Data about app and page elements:
"""
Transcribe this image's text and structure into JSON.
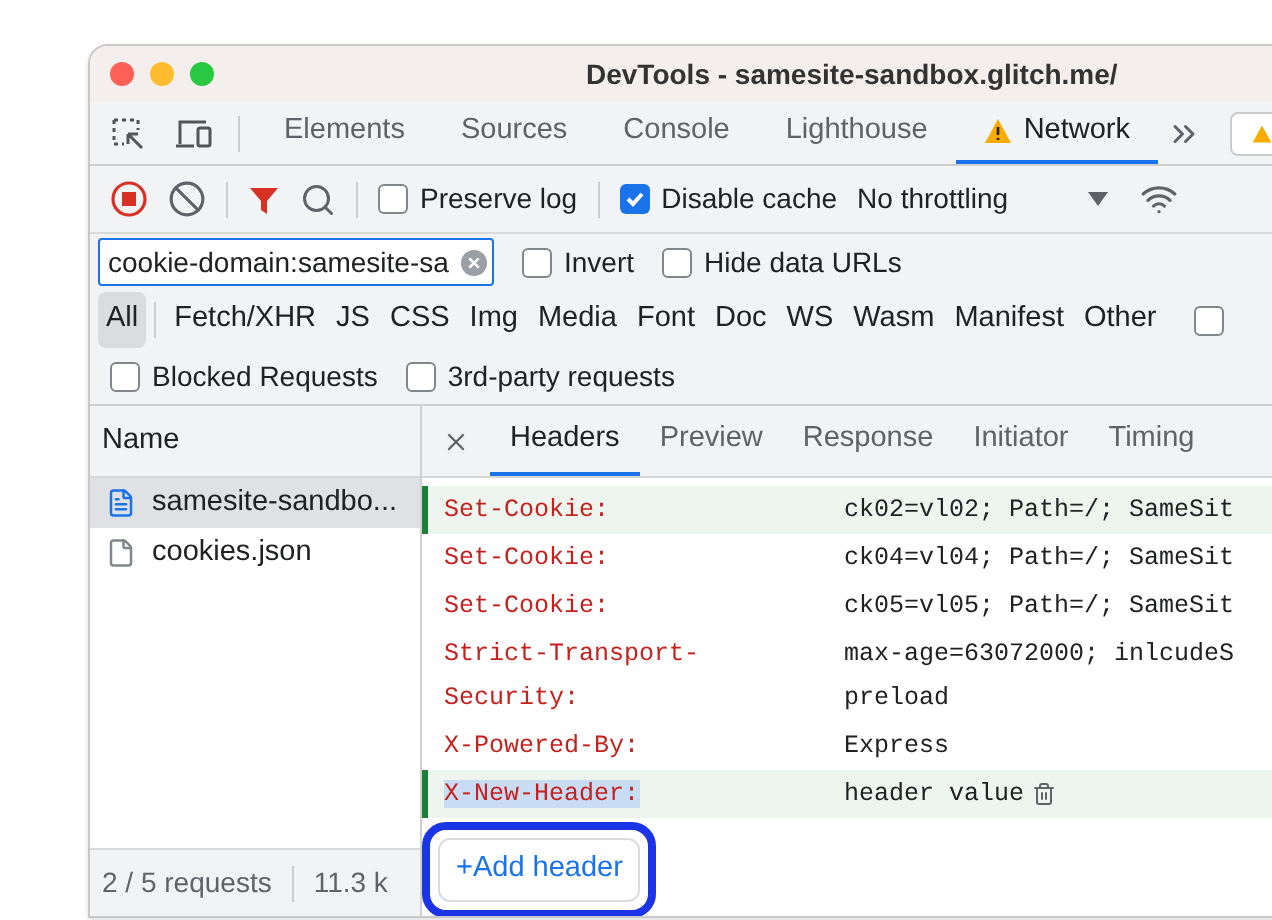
{
  "window": {
    "title": "DevTools - samesite-sandbox.glitch.me/"
  },
  "tabs": [
    {
      "label": "Elements",
      "selected": false,
      "kind": "plain"
    },
    {
      "label": "Sources",
      "selected": false,
      "kind": "plain"
    },
    {
      "label": "Console",
      "selected": false,
      "kind": "plain"
    },
    {
      "label": "Lighthouse",
      "selected": false,
      "kind": "plain"
    },
    {
      "label": "Network",
      "selected": true,
      "kind": "warning"
    }
  ],
  "toolbar": {
    "preserve_log": {
      "label": "Preserve log",
      "checked": false
    },
    "disable_cache": {
      "label": "Disable cache",
      "checked": true
    },
    "throttling": "No throttling"
  },
  "filter": {
    "value": "cookie-domain:samesite-sa",
    "invert": {
      "label": "Invert",
      "checked": false
    },
    "hide_data_urls": {
      "label": "Hide data URLs",
      "checked": false
    }
  },
  "type_filters": [
    {
      "label": "All",
      "selected": true
    },
    {
      "label": "Fetch/XHR",
      "selected": false
    },
    {
      "label": "JS",
      "selected": false
    },
    {
      "label": "CSS",
      "selected": false
    },
    {
      "label": "Img",
      "selected": false
    },
    {
      "label": "Media",
      "selected": false
    },
    {
      "label": "Font",
      "selected": false
    },
    {
      "label": "Doc",
      "selected": false
    },
    {
      "label": "WS",
      "selected": false
    },
    {
      "label": "Wasm",
      "selected": false
    },
    {
      "label": "Manifest",
      "selected": false
    },
    {
      "label": "Other",
      "selected": false
    }
  ],
  "type_row_checkbox": {
    "checked": false
  },
  "extra_filters": [
    {
      "label": "Blocked Requests",
      "checked": false
    },
    {
      "label": "3rd-party requests",
      "checked": false
    }
  ],
  "requests": {
    "column": "Name",
    "rows": [
      {
        "name": "samesite-sandbo...",
        "selected": true,
        "kind": "document"
      },
      {
        "name": "cookies.json",
        "selected": false,
        "kind": "file"
      }
    ]
  },
  "status_bar": [
    "2 / 5 requests",
    "11.3 k"
  ],
  "detail_tabs": [
    {
      "label": "Headers",
      "selected": true
    },
    {
      "label": "Preview",
      "selected": false
    },
    {
      "label": "Response",
      "selected": false
    },
    {
      "label": "Initiator",
      "selected": false
    },
    {
      "label": "Timing",
      "selected": false
    }
  ],
  "headers": [
    {
      "name": "Set-Cookie:",
      "value_lines": [
        "ck02=vl02; Path=/; SameSit"
      ],
      "modified": true,
      "name_highlighted": false,
      "deletable": false
    },
    {
      "name": "Set-Cookie:",
      "value_lines": [
        "ck04=vl04; Path=/; SameSit"
      ],
      "modified": false,
      "name_highlighted": false,
      "deletable": false
    },
    {
      "name": "Set-Cookie:",
      "value_lines": [
        "ck05=vl05; Path=/; SameSit"
      ],
      "modified": false,
      "name_highlighted": false,
      "deletable": false
    },
    {
      "name": "Strict-Transport-Security:",
      "value_lines": [
        "max-age=63072000; inlcudeS",
        "preload"
      ],
      "modified": false,
      "name_highlighted": false,
      "deletable": false
    },
    {
      "name": "X-Powered-By:",
      "value_lines": [
        "Express"
      ],
      "modified": false,
      "name_highlighted": false,
      "deletable": false
    },
    {
      "name": "X-New-Header:",
      "value_lines": [
        "header value"
      ],
      "modified": true,
      "name_highlighted": true,
      "deletable": true
    }
  ],
  "add_header": {
    "label": "+Add header",
    "highlighted": true
  }
}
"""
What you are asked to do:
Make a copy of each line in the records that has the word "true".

Worked solution:
      "selected": true,
      "checked": true
      "selected": true
        "selected": true,
      "selected": true
      "modified": true,
      "modified": true,
      "name_highlighted": true,
      "deletable": true
    "highlighted": true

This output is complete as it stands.